▶ **WHAT TO WORK ON**:
Extract all lines in the data that contain the word "Optimized".

(App and web page records)
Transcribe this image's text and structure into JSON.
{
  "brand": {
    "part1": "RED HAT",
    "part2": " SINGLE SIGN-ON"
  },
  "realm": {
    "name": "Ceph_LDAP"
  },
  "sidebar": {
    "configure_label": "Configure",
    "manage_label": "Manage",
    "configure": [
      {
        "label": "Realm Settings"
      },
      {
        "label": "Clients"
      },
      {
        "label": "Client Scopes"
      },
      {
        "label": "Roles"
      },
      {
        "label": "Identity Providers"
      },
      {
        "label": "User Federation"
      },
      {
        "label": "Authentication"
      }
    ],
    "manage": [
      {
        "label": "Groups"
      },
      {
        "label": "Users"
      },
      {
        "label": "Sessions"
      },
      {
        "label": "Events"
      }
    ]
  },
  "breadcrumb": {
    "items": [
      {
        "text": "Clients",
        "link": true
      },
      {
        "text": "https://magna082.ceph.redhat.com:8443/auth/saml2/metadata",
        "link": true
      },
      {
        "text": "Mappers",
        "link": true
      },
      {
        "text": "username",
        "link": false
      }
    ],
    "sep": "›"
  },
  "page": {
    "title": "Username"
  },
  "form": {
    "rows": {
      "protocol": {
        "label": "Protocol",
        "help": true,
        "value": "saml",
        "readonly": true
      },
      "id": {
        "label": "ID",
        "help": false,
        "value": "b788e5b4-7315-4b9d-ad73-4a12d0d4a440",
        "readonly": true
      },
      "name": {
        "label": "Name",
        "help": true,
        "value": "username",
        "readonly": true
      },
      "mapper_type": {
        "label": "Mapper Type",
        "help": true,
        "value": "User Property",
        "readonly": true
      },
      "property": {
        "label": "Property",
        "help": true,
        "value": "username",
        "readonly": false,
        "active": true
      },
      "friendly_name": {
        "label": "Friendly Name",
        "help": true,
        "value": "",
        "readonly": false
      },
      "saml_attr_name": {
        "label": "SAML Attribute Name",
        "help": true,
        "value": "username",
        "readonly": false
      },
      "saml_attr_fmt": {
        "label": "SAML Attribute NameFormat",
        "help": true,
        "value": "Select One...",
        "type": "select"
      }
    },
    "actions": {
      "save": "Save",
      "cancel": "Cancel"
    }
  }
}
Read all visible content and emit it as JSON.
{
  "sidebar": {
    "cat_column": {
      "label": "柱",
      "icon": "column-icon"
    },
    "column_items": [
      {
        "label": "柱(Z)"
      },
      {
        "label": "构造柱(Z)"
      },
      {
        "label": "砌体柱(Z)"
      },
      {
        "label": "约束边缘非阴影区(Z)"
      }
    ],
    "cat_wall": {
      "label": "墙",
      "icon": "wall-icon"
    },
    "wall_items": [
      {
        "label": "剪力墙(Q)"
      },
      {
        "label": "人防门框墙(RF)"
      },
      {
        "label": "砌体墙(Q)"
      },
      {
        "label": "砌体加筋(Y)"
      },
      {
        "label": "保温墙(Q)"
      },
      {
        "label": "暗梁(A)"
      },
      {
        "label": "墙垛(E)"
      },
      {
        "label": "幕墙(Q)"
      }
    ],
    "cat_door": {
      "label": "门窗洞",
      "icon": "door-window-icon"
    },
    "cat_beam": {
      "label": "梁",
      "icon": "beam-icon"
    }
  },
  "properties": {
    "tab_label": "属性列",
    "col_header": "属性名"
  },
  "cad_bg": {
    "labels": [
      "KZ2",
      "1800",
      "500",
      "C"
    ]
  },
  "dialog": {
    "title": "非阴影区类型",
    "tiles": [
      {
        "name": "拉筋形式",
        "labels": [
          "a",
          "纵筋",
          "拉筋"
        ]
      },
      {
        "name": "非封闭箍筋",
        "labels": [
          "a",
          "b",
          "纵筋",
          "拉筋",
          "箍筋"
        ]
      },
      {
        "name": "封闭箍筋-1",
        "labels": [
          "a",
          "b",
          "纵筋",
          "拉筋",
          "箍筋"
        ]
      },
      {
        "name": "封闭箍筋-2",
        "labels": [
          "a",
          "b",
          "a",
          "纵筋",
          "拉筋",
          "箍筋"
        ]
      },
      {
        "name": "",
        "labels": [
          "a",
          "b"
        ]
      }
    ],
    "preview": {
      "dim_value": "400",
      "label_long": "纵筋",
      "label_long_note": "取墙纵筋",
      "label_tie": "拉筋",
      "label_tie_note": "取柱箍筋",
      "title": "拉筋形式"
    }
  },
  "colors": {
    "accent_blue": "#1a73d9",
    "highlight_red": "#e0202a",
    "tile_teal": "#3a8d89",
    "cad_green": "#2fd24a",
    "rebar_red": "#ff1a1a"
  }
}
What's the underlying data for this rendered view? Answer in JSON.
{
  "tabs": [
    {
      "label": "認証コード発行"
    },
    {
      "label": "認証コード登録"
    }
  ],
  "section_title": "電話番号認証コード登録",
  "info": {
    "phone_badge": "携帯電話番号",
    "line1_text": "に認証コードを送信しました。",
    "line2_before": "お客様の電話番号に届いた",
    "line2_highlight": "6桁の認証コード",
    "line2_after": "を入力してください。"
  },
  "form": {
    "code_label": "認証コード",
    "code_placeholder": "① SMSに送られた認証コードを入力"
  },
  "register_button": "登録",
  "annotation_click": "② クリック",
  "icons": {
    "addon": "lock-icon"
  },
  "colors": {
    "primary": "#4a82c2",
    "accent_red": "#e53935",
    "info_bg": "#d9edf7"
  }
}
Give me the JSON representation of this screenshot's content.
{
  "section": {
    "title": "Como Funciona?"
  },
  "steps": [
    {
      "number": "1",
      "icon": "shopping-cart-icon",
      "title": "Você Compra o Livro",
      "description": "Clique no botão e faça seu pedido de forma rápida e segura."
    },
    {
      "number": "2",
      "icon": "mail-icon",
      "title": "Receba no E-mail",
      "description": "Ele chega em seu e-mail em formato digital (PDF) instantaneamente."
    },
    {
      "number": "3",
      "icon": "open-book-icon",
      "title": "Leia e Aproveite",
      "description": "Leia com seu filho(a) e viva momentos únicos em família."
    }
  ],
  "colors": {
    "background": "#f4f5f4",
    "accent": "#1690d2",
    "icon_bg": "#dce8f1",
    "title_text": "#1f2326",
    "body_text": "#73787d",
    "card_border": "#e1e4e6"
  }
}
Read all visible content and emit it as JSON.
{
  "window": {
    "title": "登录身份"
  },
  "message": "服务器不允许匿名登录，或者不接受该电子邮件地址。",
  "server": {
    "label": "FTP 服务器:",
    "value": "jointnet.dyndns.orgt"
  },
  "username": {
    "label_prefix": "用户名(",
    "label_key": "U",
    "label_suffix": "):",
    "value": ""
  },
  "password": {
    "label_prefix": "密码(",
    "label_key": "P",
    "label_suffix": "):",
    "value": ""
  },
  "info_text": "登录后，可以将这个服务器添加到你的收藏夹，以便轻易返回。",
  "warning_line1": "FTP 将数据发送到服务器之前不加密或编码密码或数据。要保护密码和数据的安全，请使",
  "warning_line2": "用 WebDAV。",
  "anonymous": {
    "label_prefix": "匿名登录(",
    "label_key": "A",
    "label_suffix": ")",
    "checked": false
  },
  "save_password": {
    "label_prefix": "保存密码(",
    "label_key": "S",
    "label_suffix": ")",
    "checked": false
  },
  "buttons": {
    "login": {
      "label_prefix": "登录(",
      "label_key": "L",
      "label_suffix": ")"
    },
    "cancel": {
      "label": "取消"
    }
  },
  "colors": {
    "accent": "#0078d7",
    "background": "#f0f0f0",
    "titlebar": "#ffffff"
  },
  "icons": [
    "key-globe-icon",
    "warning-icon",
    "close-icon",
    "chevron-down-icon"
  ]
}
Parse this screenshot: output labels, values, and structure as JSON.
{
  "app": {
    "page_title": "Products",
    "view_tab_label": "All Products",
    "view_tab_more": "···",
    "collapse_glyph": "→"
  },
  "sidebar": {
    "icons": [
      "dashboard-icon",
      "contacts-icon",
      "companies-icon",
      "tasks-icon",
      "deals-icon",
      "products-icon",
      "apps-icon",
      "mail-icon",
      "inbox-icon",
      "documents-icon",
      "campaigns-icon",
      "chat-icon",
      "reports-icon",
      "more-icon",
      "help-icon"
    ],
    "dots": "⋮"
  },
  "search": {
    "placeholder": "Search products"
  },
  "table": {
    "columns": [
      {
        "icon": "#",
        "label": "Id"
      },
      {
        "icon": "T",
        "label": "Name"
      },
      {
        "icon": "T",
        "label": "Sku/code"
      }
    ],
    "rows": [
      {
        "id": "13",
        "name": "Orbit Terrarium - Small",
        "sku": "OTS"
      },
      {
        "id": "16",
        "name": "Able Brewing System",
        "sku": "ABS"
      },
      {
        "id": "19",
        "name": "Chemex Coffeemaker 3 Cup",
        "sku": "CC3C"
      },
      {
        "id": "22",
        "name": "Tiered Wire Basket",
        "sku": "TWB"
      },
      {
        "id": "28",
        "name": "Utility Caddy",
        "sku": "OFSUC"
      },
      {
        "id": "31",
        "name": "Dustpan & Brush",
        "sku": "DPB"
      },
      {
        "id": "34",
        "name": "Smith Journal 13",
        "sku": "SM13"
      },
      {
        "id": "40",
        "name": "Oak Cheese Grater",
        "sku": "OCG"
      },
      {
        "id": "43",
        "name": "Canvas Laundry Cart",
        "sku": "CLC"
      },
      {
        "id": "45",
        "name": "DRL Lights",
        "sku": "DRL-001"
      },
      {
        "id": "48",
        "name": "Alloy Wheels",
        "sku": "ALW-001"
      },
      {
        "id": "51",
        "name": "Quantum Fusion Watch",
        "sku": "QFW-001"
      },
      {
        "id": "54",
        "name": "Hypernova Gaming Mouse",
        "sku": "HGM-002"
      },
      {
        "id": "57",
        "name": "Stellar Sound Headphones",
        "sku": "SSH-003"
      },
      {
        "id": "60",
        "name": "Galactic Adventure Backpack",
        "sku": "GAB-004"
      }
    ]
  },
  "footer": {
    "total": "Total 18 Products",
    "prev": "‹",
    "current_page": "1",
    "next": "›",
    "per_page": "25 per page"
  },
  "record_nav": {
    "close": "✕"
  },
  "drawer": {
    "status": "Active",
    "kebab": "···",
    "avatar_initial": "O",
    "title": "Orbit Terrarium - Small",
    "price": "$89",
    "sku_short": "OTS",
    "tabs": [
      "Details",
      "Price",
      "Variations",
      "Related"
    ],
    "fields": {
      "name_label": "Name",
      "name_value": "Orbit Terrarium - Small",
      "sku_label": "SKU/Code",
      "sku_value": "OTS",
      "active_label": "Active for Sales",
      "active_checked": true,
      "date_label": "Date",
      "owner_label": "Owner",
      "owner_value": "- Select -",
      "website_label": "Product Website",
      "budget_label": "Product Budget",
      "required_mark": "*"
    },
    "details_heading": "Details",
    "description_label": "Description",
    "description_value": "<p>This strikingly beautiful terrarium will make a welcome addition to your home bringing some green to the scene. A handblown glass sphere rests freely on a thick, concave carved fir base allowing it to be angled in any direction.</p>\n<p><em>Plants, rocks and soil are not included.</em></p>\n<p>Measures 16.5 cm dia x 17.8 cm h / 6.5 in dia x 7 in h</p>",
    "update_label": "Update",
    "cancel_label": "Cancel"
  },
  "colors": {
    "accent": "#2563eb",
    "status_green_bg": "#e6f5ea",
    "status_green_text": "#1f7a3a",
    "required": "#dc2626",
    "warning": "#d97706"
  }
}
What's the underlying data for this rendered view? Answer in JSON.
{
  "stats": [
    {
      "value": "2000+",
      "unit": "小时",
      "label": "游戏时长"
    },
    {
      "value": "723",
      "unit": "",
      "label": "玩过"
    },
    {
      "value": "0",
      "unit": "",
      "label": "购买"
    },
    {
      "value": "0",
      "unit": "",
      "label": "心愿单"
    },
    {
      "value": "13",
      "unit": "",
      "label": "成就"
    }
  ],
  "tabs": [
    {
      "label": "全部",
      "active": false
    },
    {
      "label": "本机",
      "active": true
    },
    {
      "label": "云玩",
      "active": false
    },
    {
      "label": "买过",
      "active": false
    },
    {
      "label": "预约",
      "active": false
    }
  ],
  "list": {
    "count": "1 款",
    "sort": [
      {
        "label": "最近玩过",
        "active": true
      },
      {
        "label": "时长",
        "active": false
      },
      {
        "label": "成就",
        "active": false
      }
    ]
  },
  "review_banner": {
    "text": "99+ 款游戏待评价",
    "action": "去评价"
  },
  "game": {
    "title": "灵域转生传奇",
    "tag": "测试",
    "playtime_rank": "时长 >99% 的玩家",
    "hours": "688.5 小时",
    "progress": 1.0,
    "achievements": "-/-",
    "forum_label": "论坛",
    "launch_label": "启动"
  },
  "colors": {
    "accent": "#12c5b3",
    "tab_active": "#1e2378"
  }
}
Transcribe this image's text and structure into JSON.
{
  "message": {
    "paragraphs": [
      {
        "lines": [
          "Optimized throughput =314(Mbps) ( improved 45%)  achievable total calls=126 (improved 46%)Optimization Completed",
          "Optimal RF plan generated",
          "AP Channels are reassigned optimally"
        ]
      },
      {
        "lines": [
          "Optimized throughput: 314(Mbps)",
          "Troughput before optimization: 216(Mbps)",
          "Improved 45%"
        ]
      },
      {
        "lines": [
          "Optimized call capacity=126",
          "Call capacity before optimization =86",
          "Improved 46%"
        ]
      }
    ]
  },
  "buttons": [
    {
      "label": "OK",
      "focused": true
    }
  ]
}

▶ **PROBLEM SOLUTION**:
          "Optimized throughput =314(Mbps) ( improved 45%)  achievable total calls=126 (improved 46%)Optimization Completed",
          "Optimized throughput: 314(Mbps)",
          "Optimized call capacity=126",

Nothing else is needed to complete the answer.